PROMPT >> The records below should be copied in full, exactly as shown.

━━━━━ INPUT ━━━━━

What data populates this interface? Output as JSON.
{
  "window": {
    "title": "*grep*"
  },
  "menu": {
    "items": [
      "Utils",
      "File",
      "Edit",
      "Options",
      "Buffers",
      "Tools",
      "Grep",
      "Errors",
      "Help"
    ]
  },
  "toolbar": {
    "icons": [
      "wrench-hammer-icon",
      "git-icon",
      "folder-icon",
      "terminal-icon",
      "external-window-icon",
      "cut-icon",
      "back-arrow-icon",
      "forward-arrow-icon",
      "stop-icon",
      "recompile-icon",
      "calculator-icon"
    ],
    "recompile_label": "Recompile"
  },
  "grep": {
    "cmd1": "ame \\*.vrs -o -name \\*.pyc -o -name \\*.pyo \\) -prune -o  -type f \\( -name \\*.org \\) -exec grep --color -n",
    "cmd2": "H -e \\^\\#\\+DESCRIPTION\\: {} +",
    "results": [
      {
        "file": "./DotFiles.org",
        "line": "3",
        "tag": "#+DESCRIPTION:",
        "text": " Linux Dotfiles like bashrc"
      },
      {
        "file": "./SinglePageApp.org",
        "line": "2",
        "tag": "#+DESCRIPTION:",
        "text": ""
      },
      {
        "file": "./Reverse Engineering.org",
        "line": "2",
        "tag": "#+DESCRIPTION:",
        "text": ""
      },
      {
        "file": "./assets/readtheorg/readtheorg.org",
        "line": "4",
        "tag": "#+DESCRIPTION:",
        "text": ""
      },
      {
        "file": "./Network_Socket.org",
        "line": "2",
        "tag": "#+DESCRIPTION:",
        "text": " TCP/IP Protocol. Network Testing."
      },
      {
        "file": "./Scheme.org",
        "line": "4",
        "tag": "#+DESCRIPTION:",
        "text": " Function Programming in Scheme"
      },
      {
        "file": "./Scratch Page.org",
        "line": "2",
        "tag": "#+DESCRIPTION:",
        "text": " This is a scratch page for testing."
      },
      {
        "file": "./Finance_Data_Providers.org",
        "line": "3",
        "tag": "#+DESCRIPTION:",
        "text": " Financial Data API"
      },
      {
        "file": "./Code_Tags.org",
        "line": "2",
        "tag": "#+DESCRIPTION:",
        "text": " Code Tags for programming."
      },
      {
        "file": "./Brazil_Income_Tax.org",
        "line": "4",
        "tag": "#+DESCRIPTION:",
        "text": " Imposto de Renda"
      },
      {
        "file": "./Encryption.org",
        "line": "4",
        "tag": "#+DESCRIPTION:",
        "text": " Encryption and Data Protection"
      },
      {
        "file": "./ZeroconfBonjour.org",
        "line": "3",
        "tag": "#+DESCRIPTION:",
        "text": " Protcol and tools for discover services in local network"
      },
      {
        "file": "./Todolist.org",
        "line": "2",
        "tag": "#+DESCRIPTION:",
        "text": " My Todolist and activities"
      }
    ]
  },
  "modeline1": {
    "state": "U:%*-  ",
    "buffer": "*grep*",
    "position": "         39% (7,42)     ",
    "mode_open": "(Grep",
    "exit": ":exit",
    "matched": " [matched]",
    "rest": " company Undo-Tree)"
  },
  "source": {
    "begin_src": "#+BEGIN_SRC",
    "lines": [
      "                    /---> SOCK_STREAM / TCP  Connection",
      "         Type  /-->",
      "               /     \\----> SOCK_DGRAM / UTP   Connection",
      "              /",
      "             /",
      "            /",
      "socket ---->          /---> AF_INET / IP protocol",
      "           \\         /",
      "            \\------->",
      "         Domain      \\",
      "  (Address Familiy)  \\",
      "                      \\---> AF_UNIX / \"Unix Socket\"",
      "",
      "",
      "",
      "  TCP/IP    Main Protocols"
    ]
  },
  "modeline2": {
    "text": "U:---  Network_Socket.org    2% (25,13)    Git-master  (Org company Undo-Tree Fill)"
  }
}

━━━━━

ANSWER FOR THIS EXERCISE >>
What data populates this interface? Output as JSON.
{
  "window": {
    "title": "*grep*"
  },
  "menu": {
    "items": [
      "Utils",
      "File",
      "Edit",
      "Options",
      "Buffers",
      "Tools",
      "Grep",
      "Errors",
      "Help"
    ]
  },
  "toolbar": {
    "icons": [
      "wrench-hammer-icon",
      "git-icon",
      "folder-icon",
      "terminal-icon",
      "external-window-icon",
      "cut-icon",
      "back-arrow-icon",
      "forward-arrow-icon",
      "stop-icon",
      "recompile-icon",
      "calculator-icon"
    ],
    "recompile_label": "Recompile"
  },
  "grep": {
    "cmd1": "ame \\*.vrs -o -name \\*.pyc -o -name \\*.pyo \\) -prune -o  -type f \\( -name \\*.org \\) -exec grep --color -n",
    "cmd2": "H -e \\^\\#\\+DESCRIPTION\\: {} +",
    "results": [
      {
        "file": "./DotFiles.org",
        "line": "3",
        "tag": "#+DESCRIPTION:",
        "text": " Linux Dotfiles like bashrc"
      },
      {
        "file": "./SinglePageApp.org",
        "line": "2",
        "tag": "#+DESCRIPTION:",
        "text": ""
      },
      {
        "file": "./Reverse Engineering.org",
        "line": "2",
        "tag": "#+DESCRIPTION:",
        "text": ""
      },
      {
        "file": "./assets/readtheorg/readtheorg.org",
        "line": "4",
        "tag": "#+DESCRIPTION:",
        "text": ""
      },
      {
        "file": "./Network_Socket.org",
        "line": "2",
        "tag": "#+DESCRIPTION:",
        "text": " TCP/IP Protocol. Network Testing."
      },
      {
        "file": "./Scheme.org",
        "line": "4",
        "tag": "#+DESCRIPTION:",
        "text": " Function Programming in Scheme"
      },
      {
        "file": "./Scratch Page.org",
        "line": "2",
        "tag": "#+DESCRIPTION:",
        "text": " This is a scratch page for testing."
      },
      {
        "file": "./Finance_Data_Providers.org",
        "line": "3",
        "tag": "#+DESCRIPTION:",
        "text": " Financial Data API"
      },
      {
        "file": "./Code_Tags.org",
        "line": "2",
        "tag": "#+DESCRIPTION:",
        "text": " Code Tags for programming."
      },
      {
        "file": "./Brazil_Income_Tax.org",
        "line": "4",
        "tag": "#+DESCRIPTION:",
        "text": " Imposto de Renda"
      },
      {
        "file": "./Encryption.org",
        "line": "4",
        "tag": "#+DESCRIPTION:",
        "text": " Encryption and Data Protection"
      },
      {
        "file": "./ZeroconfBonjour.org",
        "line": "3",
        "tag": "#+DESCRIPTION:",
        "text": " Protcol and tools for discover services in local network"
      },
      {
        "file": "./Todolist.org",
        "line": "2",
        "tag": "#+DESCRIPTION:",
        "text": " My Todolist and activities"
      }
    ]
  },
  "modeline1": {
    "state": "U:%*-  ",
    "buffer": "*grep*",
    "position": "         39% (7,42)     ",
    "mode_open": "(Grep",
    "exit": ":exit",
    "matched": " [matched]",
    "rest": " company Undo-Tree)"
  },
  "source": {
    "begin_src": "#+BEGIN_SRC",
    "lines": [
      "                    /---> SOCK_STREAM / TCP  Connection",
      "         Type  /-->",
      "               /     \\----> SOCK_DGRAM / UTP   Connection",
      "              /",
      "             /",
      "            /",
      "socket ---->          /---> AF_INET / IP protocol",
      "           \\         /",
      "            \\------->",
      "         Domain      \\",
      "  (Address Familiy)  \\",
      "                      \\---> AF_UNIX / \"Unix Socket\"",
      "",
      "",
      "",
      "  TCP/IP    Main Protocols"
    ]
  },
  "modeline2": {
    "text": "U:---  Network_Socket.org    2% (25,13)    Git-master  (Org company Undo-Tree Fill)"
  }
}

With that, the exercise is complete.